AHA recommends limiting screen time—how MEND helps children cut back and move more

Children are spending increasing amounts of time in front of screens and this may be linked to obesity.

A recent scientific statement by the American Heart Association (AHA) reviewed the relationship of inactivity with obesity and heart health in youth. It found that the adverse effects of sedentary behavior are mostly related to screen time and obesity and not so much to heart health risk.

A study found that in 2009, children and teens ages 8 to 18 years spent over seven hours a day on a screen, which included watching TV, using a computer or smartphone, or playing video games. Although traditional TV watching has decreased in the past 10 years, the use of other screen-based devices for viewing TV or other content has risen, leading to an overall increase in recreational screen time, particularly among teens.

Although there are inconsistencies among studies on the impact of sedentary behavior on weight and insufficient evidence to identify the amount of time on specific screen devices that may increase health risk, available evidence suggests it is a good idea to limit screen-based activities.

The AHA offers some ideas to help reduce screen time and other sedentary behaviors:

  • Make the bedroom and eating areas free from TV and screen devices.
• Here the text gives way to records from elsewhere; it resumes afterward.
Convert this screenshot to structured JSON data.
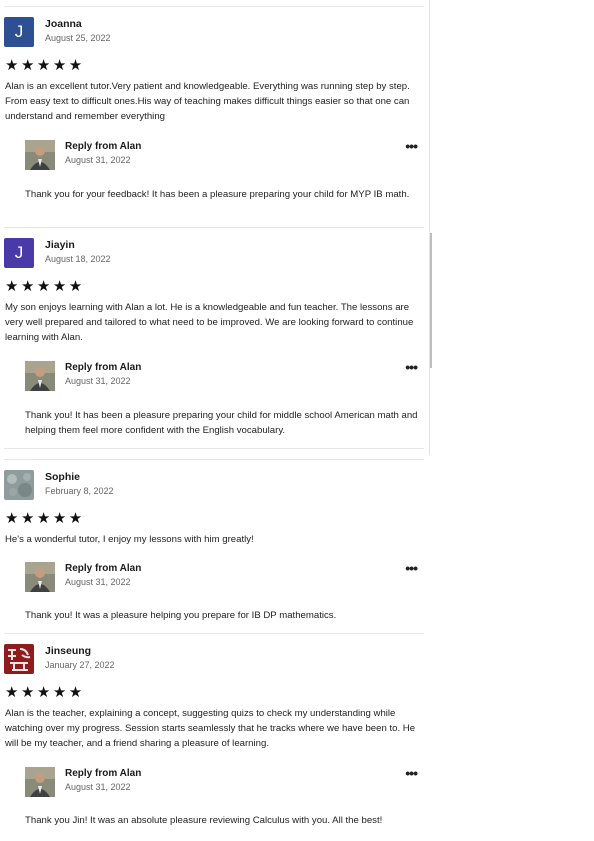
{
  "reviews": [
    {
      "name": "Joanna",
      "initial": "J",
      "avatar_color": "#2d4f93",
      "date": "August 25, 2022",
      "stars": "★★★★★",
      "rating": 5,
      "text": "Alan is an excellent tutor.Very patient and knowledgeable. Everything was running step by step. From easy text to difficult ones.His way of teaching makes difficult things easier so that one can understand and remember everything",
      "reply": {
        "title": "Reply from Alan",
        "date": "August 31, 2022",
        "more": "•••",
        "text": "Thank you for your feedback! It has been a pleasure preparing your child for MYP IB math."
      }
    },
    {
      "name": "Jiayin",
      "initial": "J",
      "avatar_color": "#4a3aa9",
      "date": "August 18, 2022",
      "stars": "★★★★★",
      "rating": 5,
      "text": "My son enjoys learning with Alan a lot. He is a knowledgeable and fun teacher. The lessons are very well prepared and tailored to what need to be improved. We are looking forward to continue learning with Alan.",
      "reply": {
        "title": "Reply from Alan",
        "date": "August 31, 2022",
        "more": "•••",
        "text": "Thank you! It has been a pleasure preparing your child for middle school American math and helping them feel more confident with the English vocabulary."
      }
    },
    {
      "name": "Sophie",
      "date": "February 8, 2022",
      "stars": "★★★★★",
      "rating": 5,
      "text": "He's a wonderful tutor, I enjoy my lessons with him greatly!",
      "reply": {
        "title": "Reply from Alan",
        "date": "August 31, 2022",
        "more": "•••",
        "text": "Thank you! It was a pleasure helping you prepare for IB DP mathematics."
      }
    },
    {
      "name": "Jinseung",
      "date": "January 27, 2022",
      "stars": "★★★★★",
      "rating": 5,
      "text": "Alan is the teacher, explaining a concept, suggesting quizs to check my understanding while watching over my progress. Session starts seamlessly that he tracks where we have been to. He will be my teacher, and a friend sharing a pleasure of learning.",
      "reply": {
        "title": "Reply from Alan",
        "date": "August 31, 2022",
        "more": "•••",
        "text": "Thank you Jin! It was an absolute pleasure reviewing Calculus with you. All the best!"
      }
    }
  ]
}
Having these devices in the bedroom can disrupt sleep, and poor quality sleep is linked to obesity.
  • Encourage children to play outdoors and engage in device-free social interactions with family and friends.
  • Devise and enforce age-appropriate screen time rules for children, and role model healthy screen-time behaviors.

The MEND program supports the AHA suggestions. Like many organizations, MEND recommends no more than two hours of recreational screen time per day. MEND offers these tips to help move kids away from the screen:
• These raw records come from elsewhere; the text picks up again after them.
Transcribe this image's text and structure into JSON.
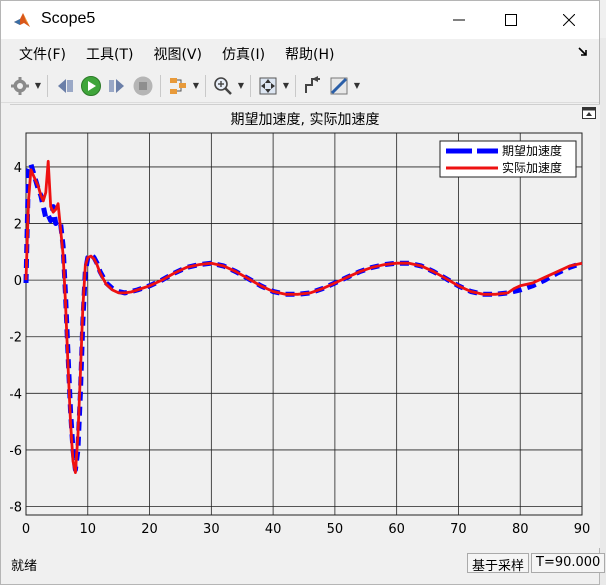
{
  "window": {
    "title": "Scope5"
  },
  "menu": {
    "items": [
      "文件(F)",
      "工具(T)",
      "视图(V)",
      "仿真(I)",
      "帮助(H)"
    ]
  },
  "toolbar": {
    "buttons": [
      "settings-icon",
      "step-back-icon",
      "run-icon",
      "step-forward-icon",
      "stop-icon",
      "highlight-icon",
      "zoom-icon",
      "autoscale-icon",
      "cursor-icon",
      "measure-icon"
    ]
  },
  "status": {
    "left": "就绪",
    "mode": "基于采样",
    "time": "T=90.000"
  },
  "colors": {
    "desired": "#0000ff",
    "actual": "#ee1111",
    "plot_bg": "#f0f0f0",
    "grid": "#222222"
  },
  "chart_data": {
    "type": "line",
    "title": "期望加速度, 实际加速度",
    "xlabel": "",
    "ylabel": "",
    "xlim": [
      0,
      90
    ],
    "ylim": [
      -8.3,
      5.2
    ],
    "xticks": [
      0,
      10,
      20,
      30,
      40,
      50,
      60,
      70,
      80,
      90
    ],
    "yticks": [
      -8,
      -6,
      -4,
      -2,
      0,
      2,
      4
    ],
    "grid": true,
    "legend_position": "top-right",
    "series": [
      {
        "name": "期望加速度",
        "style": "dashed",
        "x": [
          0,
          0.4,
          0.8,
          1.2,
          1.6,
          2.0,
          2.4,
          2.8,
          3.2,
          3.6,
          4.0,
          4.4,
          4.8,
          5.2,
          5.6,
          6.0,
          6.4,
          6.8,
          7.2,
          7.6,
          8.0,
          8.4,
          8.8,
          9.2,
          9.6,
          10.0,
          10.5,
          11.0,
          11.5,
          12,
          13,
          14,
          15,
          16,
          17,
          18,
          20,
          22,
          24,
          26,
          28,
          30,
          32,
          34,
          36,
          38,
          40,
          42,
          44,
          46,
          48,
          50,
          52,
          54,
          56,
          58,
          60,
          62,
          64,
          66,
          68,
          70,
          72,
          74,
          76,
          78,
          80,
          82,
          84,
          86,
          88,
          90
        ],
        "y": [
          -0.1,
          3.9,
          4.1,
          3.8,
          3.5,
          3.2,
          3.0,
          2.6,
          2.2,
          2.3,
          2.1,
          2.6,
          2.0,
          2.1,
          2.0,
          1.2,
          -0.5,
          -2.6,
          -4.6,
          -6.0,
          -6.7,
          -6.0,
          -4.0,
          -1.5,
          0.3,
          0.8,
          0.9,
          0.8,
          0.6,
          0.3,
          -0.1,
          -0.3,
          -0.4,
          -0.45,
          -0.4,
          -0.35,
          -0.2,
          0.0,
          0.25,
          0.45,
          0.55,
          0.6,
          0.5,
          0.3,
          0.05,
          -0.2,
          -0.4,
          -0.5,
          -0.5,
          -0.45,
          -0.3,
          -0.1,
          0.1,
          0.3,
          0.45,
          0.55,
          0.6,
          0.6,
          0.5,
          0.3,
          0.05,
          -0.2,
          -0.4,
          -0.5,
          -0.5,
          -0.45,
          -0.35,
          -0.2,
          0.0,
          0.25,
          0.45,
          0.6
        ]
      },
      {
        "name": "实际加速度",
        "style": "solid",
        "x": [
          0,
          0.4,
          0.8,
          1.2,
          1.6,
          2.0,
          2.4,
          2.8,
          3.2,
          3.6,
          4.0,
          4.4,
          4.8,
          5.2,
          5.6,
          6.0,
          6.4,
          6.8,
          7.2,
          7.6,
          8.0,
          8.4,
          8.8,
          9.2,
          9.6,
          10.0,
          10.5,
          11.0,
          11.5,
          12,
          13,
          14,
          15,
          16,
          17,
          18,
          20,
          22,
          24,
          26,
          28,
          30,
          32,
          34,
          36,
          38,
          40,
          42,
          44,
          46,
          48,
          50,
          52,
          54,
          56,
          58,
          60,
          62,
          64,
          66,
          68,
          70,
          72,
          74,
          76,
          78,
          79,
          80,
          82,
          84,
          86,
          88,
          90
        ],
        "y": [
          0.0,
          2.8,
          3.9,
          3.7,
          3.5,
          3.3,
          3.0,
          2.8,
          3.1,
          4.2,
          2.6,
          2.4,
          2.5,
          2.7,
          1.8,
          0.9,
          -0.8,
          -3.0,
          -5.0,
          -6.4,
          -6.8,
          -5.5,
          -3.3,
          -1.0,
          0.5,
          0.8,
          0.85,
          0.75,
          0.55,
          0.25,
          -0.15,
          -0.35,
          -0.45,
          -0.45,
          -0.42,
          -0.35,
          -0.2,
          0.0,
          0.25,
          0.45,
          0.55,
          0.6,
          0.5,
          0.3,
          0.05,
          -0.2,
          -0.4,
          -0.5,
          -0.5,
          -0.45,
          -0.3,
          -0.1,
          0.1,
          0.3,
          0.45,
          0.55,
          0.6,
          0.6,
          0.5,
          0.3,
          0.05,
          -0.2,
          -0.4,
          -0.5,
          -0.5,
          -0.45,
          -0.3,
          -0.2,
          -0.1,
          0.1,
          0.3,
          0.5,
          0.6
        ]
      }
    ]
  }
}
  • Help your children create a fun indoor and outdoor activity list as an alternative to watching TV. This can include active play such as hopscotch, jumping rope and skateboarding.
  • Have a “boredom-busters” box that your children can access at any time. Include sports and activity equipment that they like to use and are on their activity list, such as jump ropes, balls and racquets.
  • Plan time with your children so you can play games with them. Some ideas:
    • Create a family obstacle course using household items such as balls, boxes and baskets. Let the children decide what they need to do, such as crawl through an open box, throw a ball into an empty basket or garbage can.
    • Do a scavenger hunt. Have one person hide some household items indoors or around the outside of your home, then have the others search for the items.
    • Play outdoor games with the family, such as an egg and spoon race or a potato sack race using burlap bags or large garbage bags to cross the finish line.